## SOURCE DATA
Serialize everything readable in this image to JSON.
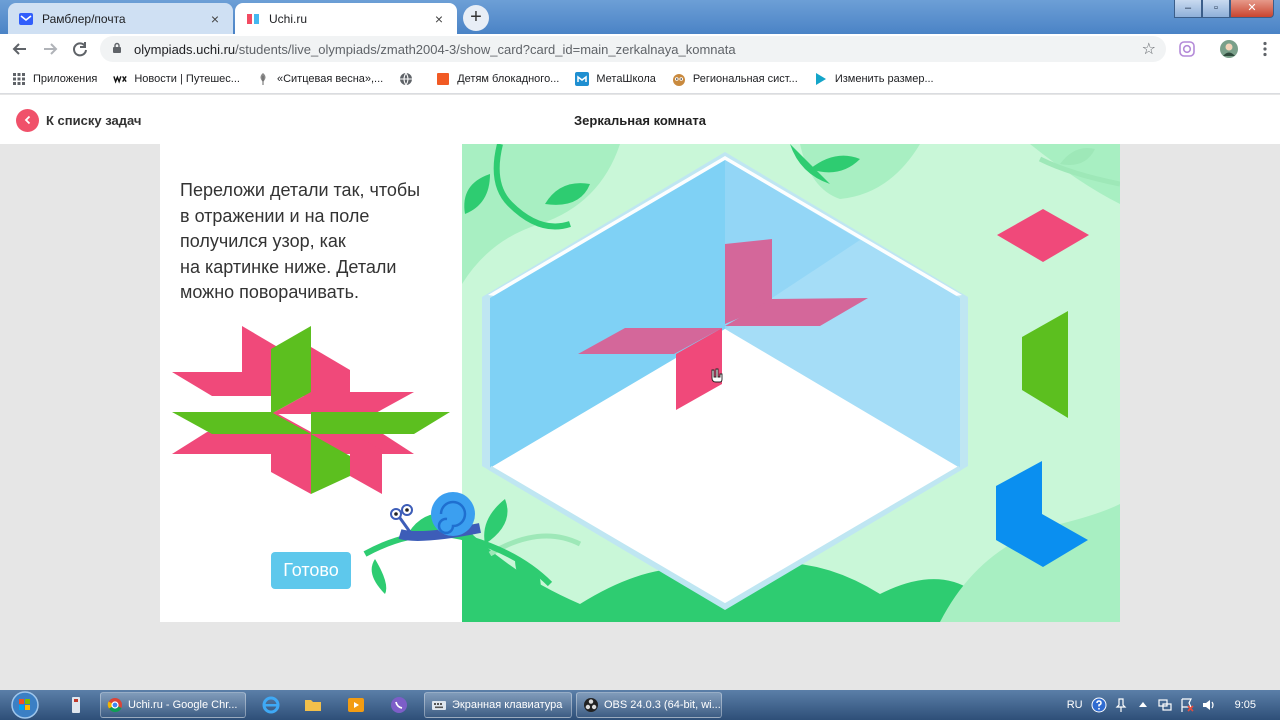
{
  "browser": {
    "tabs": [
      {
        "title": "Рамблер/почта",
        "active": false
      },
      {
        "title": "Uchi.ru",
        "active": true
      }
    ],
    "new_tab_symbol": "+",
    "close_symbol": "×",
    "window_controls": {
      "minimize": "–",
      "maximize": "▫",
      "close": "✕"
    },
    "url": {
      "host": "olympiads.uchi.ru",
      "path": "/students/live_olympiads/zmath2004-3/show_card?card_id=main_zerkalnaya_komnata"
    },
    "bookmarks": [
      {
        "label": "Приложения",
        "icon": "apps-grid-icon"
      },
      {
        "label": "Новости | Путешес...",
        "icon": "wix-icon"
      },
      {
        "label": "«Ситцевая весна»,...",
        "icon": "feather-icon"
      },
      {
        "label": "",
        "icon": "globe-icon"
      },
      {
        "label": "Детям блокадного...",
        "icon": "orange-square-icon"
      },
      {
        "label": "МетаШкола",
        "icon": "metaschool-icon"
      },
      {
        "label": "Региональная сист...",
        "icon": "owl-icon"
      },
      {
        "label": "Изменить размер...",
        "icon": "play-triangle-icon"
      }
    ]
  },
  "page": {
    "back_label": "К списку задач",
    "title": "Зеркальная комната"
  },
  "task": {
    "instruction_lines": [
      "Переложи детали так, чтобы",
      "в отражении и на поле",
      "получился узор, как",
      "на картинке ниже. Детали",
      "можно поворачивать."
    ],
    "done_label": "Готово"
  },
  "colors": {
    "pink": "#f0497a",
    "green": "#5cbf1f",
    "blue": "#0a8ff0",
    "mirror_blue": "#7fd1f5",
    "back_button": "#f0516a",
    "done_button": "#5ec8ec",
    "leaf_green": "#2ecc71"
  },
  "taskbar": {
    "tasks": [
      {
        "label": "Uchi.ru - Google Chr..."
      },
      {
        "label": "Экранная клавиатура"
      },
      {
        "label": "OBS 24.0.3 (64-bit, wi..."
      }
    ],
    "language": "RU",
    "clock": "9:05"
  }
}
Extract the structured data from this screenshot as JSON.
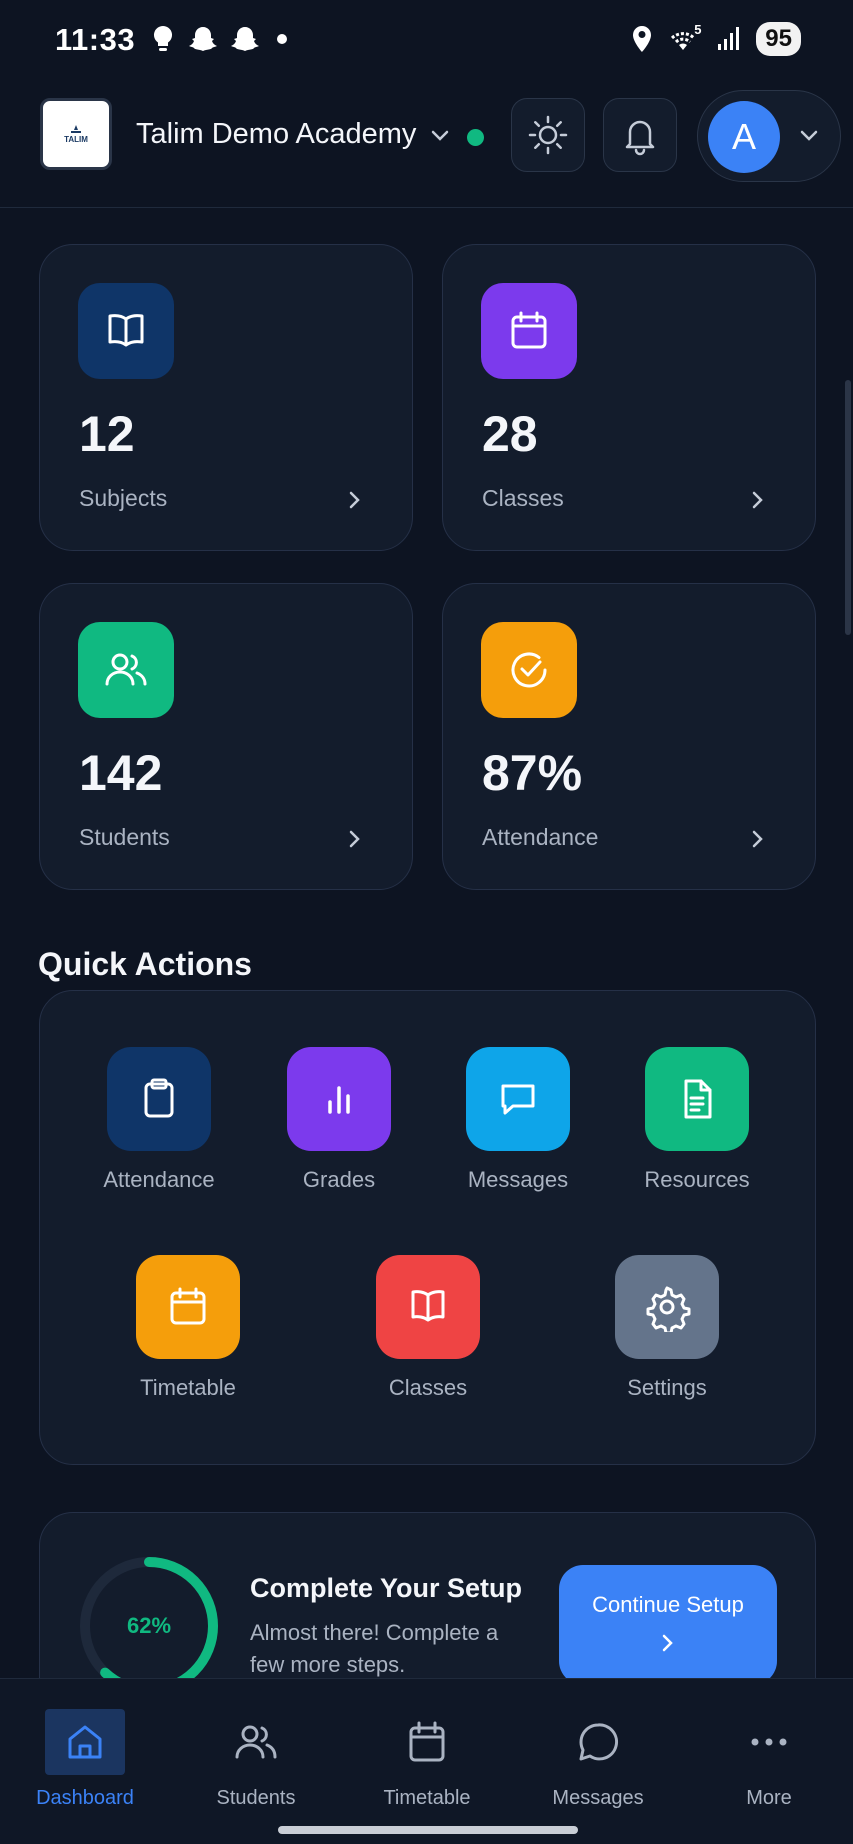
{
  "status_bar": {
    "time": "11:33",
    "icons_left": [
      "bulb-icon",
      "snapchat-icon",
      "snapchat-icon",
      "dot-icon"
    ],
    "icons_right": [
      "location-icon",
      "wifi-icon",
      "signal-icon"
    ],
    "wifi_label": "5",
    "battery": "95"
  },
  "header": {
    "logo_text": "TALIM",
    "school_name": "Talim Demo Academy",
    "online_status_color": "#10b981",
    "avatar_letter": "A"
  },
  "stats": [
    {
      "value": "12",
      "label": "Subjects",
      "icon": "book-icon",
      "color": "#0f3568"
    },
    {
      "value": "28",
      "label": "Classes",
      "icon": "calendar-icon",
      "color": "#7c3aed"
    },
    {
      "value": "142",
      "label": "Students",
      "icon": "users-icon",
      "color": "#10b981"
    },
    {
      "value": "87%",
      "label": "Attendance",
      "icon": "check-circle-icon",
      "color": "#f59e0b"
    }
  ],
  "quick_actions": {
    "title": "Quick Actions",
    "items": [
      {
        "label": "Attendance",
        "icon": "clipboard-icon",
        "color": "#0f3568"
      },
      {
        "label": "Grades",
        "icon": "bar-chart-icon",
        "color": "#7c3aed"
      },
      {
        "label": "Messages",
        "icon": "message-icon",
        "color": "#0ea5e9"
      },
      {
        "label": "Resources",
        "icon": "document-icon",
        "color": "#10b981"
      },
      {
        "label": "Timetable",
        "icon": "calendar-icon",
        "color": "#f59e0b"
      },
      {
        "label": "Classes",
        "icon": "book-icon",
        "color": "#ef4444"
      },
      {
        "label": "Settings",
        "icon": "gear-icon",
        "color": "#64748b"
      }
    ]
  },
  "setup": {
    "progress_label": "62%",
    "progress": 0.62,
    "title": "Complete Your Setup",
    "subtitle": "Almost there! Complete a few more steps.",
    "button_label": "Continue Setup"
  },
  "bottom_nav": {
    "items": [
      {
        "label": "Dashboard",
        "icon": "home-icon",
        "active": true
      },
      {
        "label": "Students",
        "icon": "users-icon",
        "active": false
      },
      {
        "label": "Timetable",
        "icon": "calendar-icon",
        "active": false
      },
      {
        "label": "Messages",
        "icon": "message-icon",
        "active": false
      },
      {
        "label": "More",
        "icon": "more-dots-icon",
        "active": false
      }
    ]
  }
}
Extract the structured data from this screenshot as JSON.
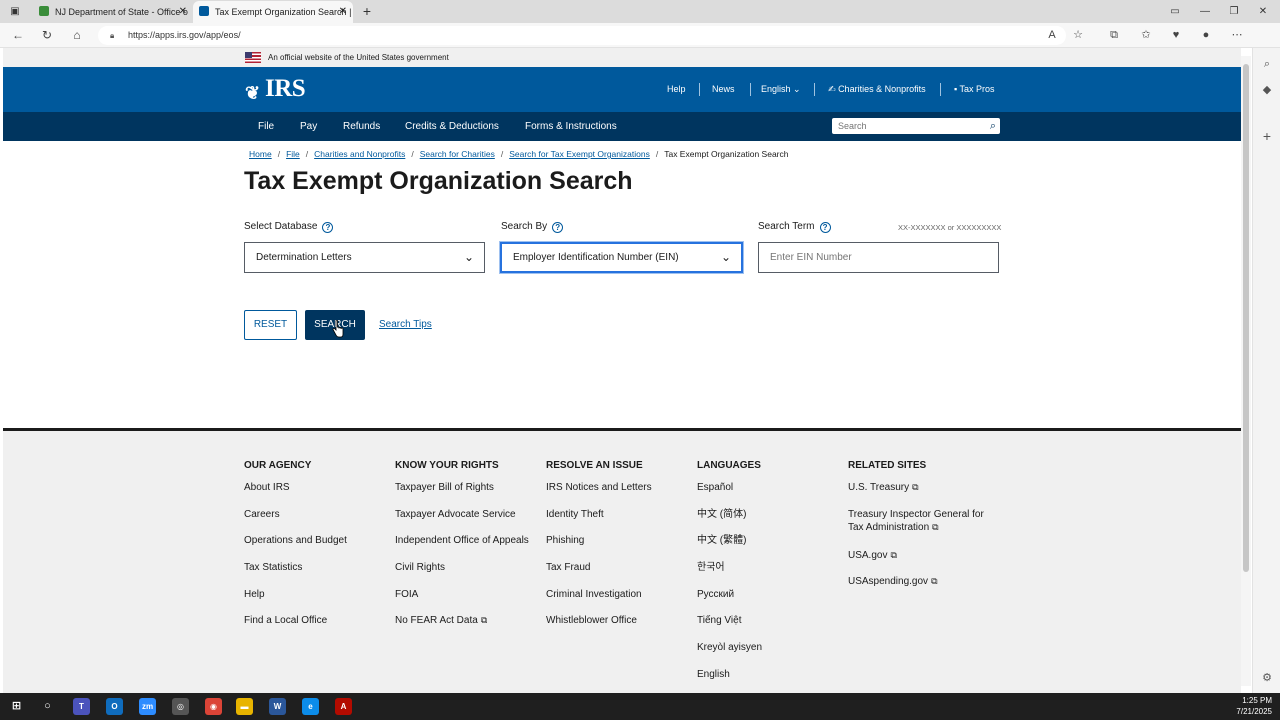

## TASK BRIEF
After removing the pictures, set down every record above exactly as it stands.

## PROBLEM SOLUTION
Serialize everything readable in this image to JSON.
{
  "browser": {
    "tabs": [
      {
        "title": "Рамблер/почта",
        "active": false
      },
      {
        "title": "Uchi.ru",
        "active": true
      }
    ],
    "new_tab_symbol": "+",
    "close_symbol": "×",
    "window_controls": {
      "minimize": "–",
      "maximize": "▫",
      "close": "✕"
    },
    "url": {
      "host": "olympiads.uchi.ru",
      "path": "/students/live_olympiads/zmath2004-3/show_card?card_id=main_zerkalnaya_komnata"
    },
    "bookmarks": [
      {
        "label": "Приложения",
        "icon": "apps-grid-icon"
      },
      {
        "label": "Новости | Путешес...",
        "icon": "wix-icon"
      },
      {
        "label": "«Ситцевая весна»,...",
        "icon": "feather-icon"
      },
      {
        "label": "",
        "icon": "globe-icon"
      },
      {
        "label": "Детям блокадного...",
        "icon": "orange-square-icon"
      },
      {
        "label": "МетаШкола",
        "icon": "metaschool-icon"
      },
      {
        "label": "Региональная сист...",
        "icon": "owl-icon"
      },
      {
        "label": "Изменить размер...",
        "icon": "play-triangle-icon"
      }
    ]
  },
  "page": {
    "back_label": "К списку задач",
    "title": "Зеркальная комната"
  },
  "task": {
    "instruction_lines": [
      "Переложи детали так, чтобы",
      "в отражении и на поле",
      "получился узор, как",
      "на картинке ниже. Детали",
      "можно поворачивать."
    ],
    "done_label": "Готово"
  },
  "colors": {
    "pink": "#f0497a",
    "green": "#5cbf1f",
    "blue": "#0a8ff0",
    "mirror_blue": "#7fd1f5",
    "back_button": "#f0516a",
    "done_button": "#5ec8ec",
    "leaf_green": "#2ecc71"
  },
  "taskbar": {
    "tasks": [
      {
        "label": "Uchi.ru - Google Chr..."
      },
      {
        "label": "Экранная клавиатура"
      },
      {
        "label": "OBS 24.0.3 (64-bit, wi..."
      }
    ],
    "language": "RU",
    "clock": "9:05"
  }
}
Extract the structured data from this screenshot as JSON.
{
  "status_bar": {
    "time": "11:33",
    "icons_left": [
      "bulb-icon",
      "snapchat-icon",
      "snapchat-icon",
      "dot-icon"
    ],
    "icons_right": [
      "location-icon",
      "wifi-icon",
      "signal-icon"
    ],
    "wifi_label": "5",
    "battery": "95"
  },
  "header": {
    "logo_text": "TALIM",
    "school_name": "Talim Demo Academy",
    "online_status_color": "#10b981",
    "avatar_letter": "A"
  },
  "stats": [
    {
      "value": "12",
      "label": "Subjects",
      "icon": "book-icon",
      "color": "#0f3568"
    },
    {
      "value": "28",
      "label": "Classes",
      "icon": "calendar-icon",
      "color": "#7c3aed"
    },
    {
      "value": "142",
      "label": "Students",
      "icon": "users-icon",
      "color": "#10b981"
    },
    {
      "value": "87%",
      "label": "Attendance",
      "icon": "check-circle-icon",
      "color": "#f59e0b"
    }
  ],
  "quick_actions": {
    "title": "Quick Actions",
    "items": [
      {
        "label": "Attendance",
        "icon": "clipboard-icon",
        "color": "#0f3568"
      },
      {
        "label": "Grades",
        "icon": "bar-chart-icon",
        "color": "#7c3aed"
      },
      {
        "label": "Messages",
        "icon": "message-icon",
        "color": "#0ea5e9"
      },
      {
        "label": "Resources",
        "icon": "document-icon",
        "color": "#10b981"
      },
      {
        "label": "Timetable",
        "icon": "calendar-icon",
        "color": "#f59e0b"
      },
      {
        "label": "Classes",
        "icon": "book-icon",
        "color": "#ef4444"
      },
      {
        "label": "Settings",
        "icon": "gear-icon",
        "color": "#64748b"
      }
    ]
  },
  "setup": {
    "progress_label": "62%",
    "progress": 0.62,
    "title": "Complete Your Setup",
    "subtitle": "Almost there! Complete a few more steps.",
    "button_label": "Continue Setup"
  },
  "bottom_nav": {
    "items": [
      {
        "label": "Dashboard",
        "icon": "home-icon",
        "active": true
      },
      {
        "label": "Students",
        "icon": "users-icon",
        "active": false
      },
      {
        "label": "Timetable",
        "icon": "calendar-icon",
        "active": false
      },
      {
        "label": "Messages",
        "icon": "message-icon",
        "active": false
      },
      {
        "label": "More",
        "icon": "more-dots-icon",
        "active": false
      }
    ]
  }
}
Extract the structured data from this screenshot as JSON.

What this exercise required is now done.